If my issue is that I don’t want to go to the gym in general, I don’t even listen to that voice in my head. It’s not an option (unless I’m injured or it’s a rest day). I will, however, tell myself just to go and get started. If I need to change plans once I get there and do something other than what I’ve planned, that’s OK. But rule number 1 for me is just get there. There will always be reasons not to go, but what will make the difference in whether or not I reach my goals is my ability to follow through. I follow through. I get to the gym.
Sometimes, though, even when I’m there I just don’t really feel it. Maybe I’m tired or feeling frustrated and the last thing I want to do is push through a hard workout. Here are some tricks that have worked for me.
- Pick a motivating scenario and play it through in your head. Do you have a class reunion coming up or maybe a friend’s wedding? Imagine exactly what you’ll wear and how flawless you’ll look in it. Imagine how people will react when they see what a transformation you’ve made. Think about how proud you’ll be and how excited you’ll feel. Think about every single detail and truly dive into the moment. Oftentimes this is the strategy I’ll use when I’m doing bike or rowing sprints and I want to quit. Not only does it really motivate me but it also helps distract me and the time flies by more quickly.
- Play a song that really speaks to you. When Katy Perry’s “Roar” first came out, I think I kept it on repeat during my workouts (not really, but almost!). It can’t just be a song that you like or that energizes you. It has to be a song that really tugs at that person you want to be or that goal you know you can reach. Lose yourself in that song for a moment. This is usually enough to trigger me to remember that the ONLY way to my goals is through pushing myself. If I’m comfortable all the time, I won’t be stretched enough to get where I need to go.
- Imagine what is happening inside your body as you push yourself. I do this all the time. Maybe it’s my inner dork, but it really works for me. For example, I hate burpees. They’re hard. They make me sweat and they make me breathless. But damn do they work. Usually when I do them, I want to quit within a minute. Instead, I imagine what’s happening in my body as I work so hard. I imagine fat being released from cells. I imagine it being carried through my body (thanks to the increased blood flow from those damn burpees) and entering another cell to be burned. I imagine my legs or my belly getting leaner as I push myself to the max.

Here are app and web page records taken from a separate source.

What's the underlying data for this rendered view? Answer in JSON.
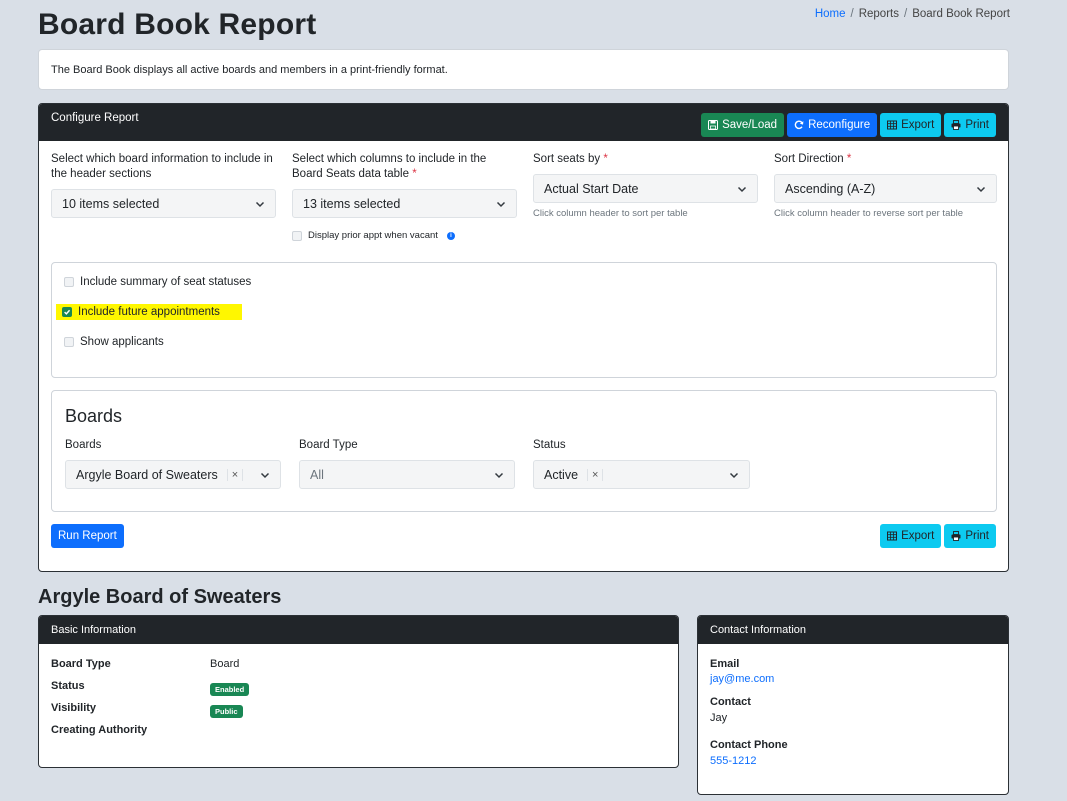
{
  "page": {
    "title": "Board Book Report",
    "description": "The Board Book displays all active boards and members in a print-friendly format."
  },
  "breadcrumb": {
    "home": "Home",
    "reports": "Reports",
    "current": "Board Book Report",
    "separator": "/"
  },
  "config": {
    "header_title": "Configure Report",
    "buttons": {
      "save_load": "Save/Load",
      "reconfigure": "Reconfigure",
      "export": "Export",
      "print": "Print"
    },
    "header_info_label": "Select which board information to include in the header sections",
    "header_info_value": "10 items selected",
    "columns_label": "Select which columns to include in the Board Seats data table",
    "columns_value": "13 items selected",
    "display_prior_label": "Display prior appt when vacant",
    "sort_seats_label": "Sort seats by",
    "sort_seats_value": "Actual Start Date",
    "sort_seats_help": "Click column header to sort per table",
    "sort_direction_label": "Sort Direction",
    "sort_direction_value": "Ascending (A-Z)",
    "sort_direction_help": "Click column header to reverse sort per table",
    "required_mark": "*",
    "options": {
      "summary_label": "Include summary of seat statuses",
      "future_label": "Include future appointments",
      "applicants_label": "Show applicants"
    },
    "boards": {
      "section_title": "Boards",
      "boards_label": "Boards",
      "boards_value": "Argyle Board of Sweaters",
      "type_label": "Board Type",
      "type_value": "All",
      "status_label": "Status",
      "status_value": "Active",
      "remove_glyph": "×"
    },
    "run_report": "Run Report",
    "footer_export": "Export",
    "footer_print": "Print"
  },
  "board": {
    "title": "Argyle Board of Sweaters",
    "basic": {
      "header": "Basic Information",
      "type_label": "Board Type",
      "type_value": "Board",
      "status_label": "Status",
      "status_value": "Enabled",
      "visibility_label": "Visibility",
      "visibility_value": "Public",
      "authority_label": "Creating Authority"
    },
    "contact": {
      "header": "Contact Information",
      "email_label": "Email",
      "email_value": "jay@me.com",
      "contact_label": "Contact",
      "contact_value": "Jay",
      "phone_label": "Contact Phone",
      "phone_value": "555-1212"
    }
  },
  "colors": {
    "background": "#d9dfe7",
    "card_header": "#212529",
    "success": "#198754",
    "primary": "#0d6efd",
    "info": "#0dcaf0",
    "highlight": "#fff700",
    "required": "#dc3545"
  }
}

I don’t know what will work for you but I do know this: giving up won’t work. Never pushing past your comfort zone is not what it will take to get you to your goals. It’s not supposed to be comfortable. Embrace the discomfort because it’s what is required to transform you into what you’re trying to become.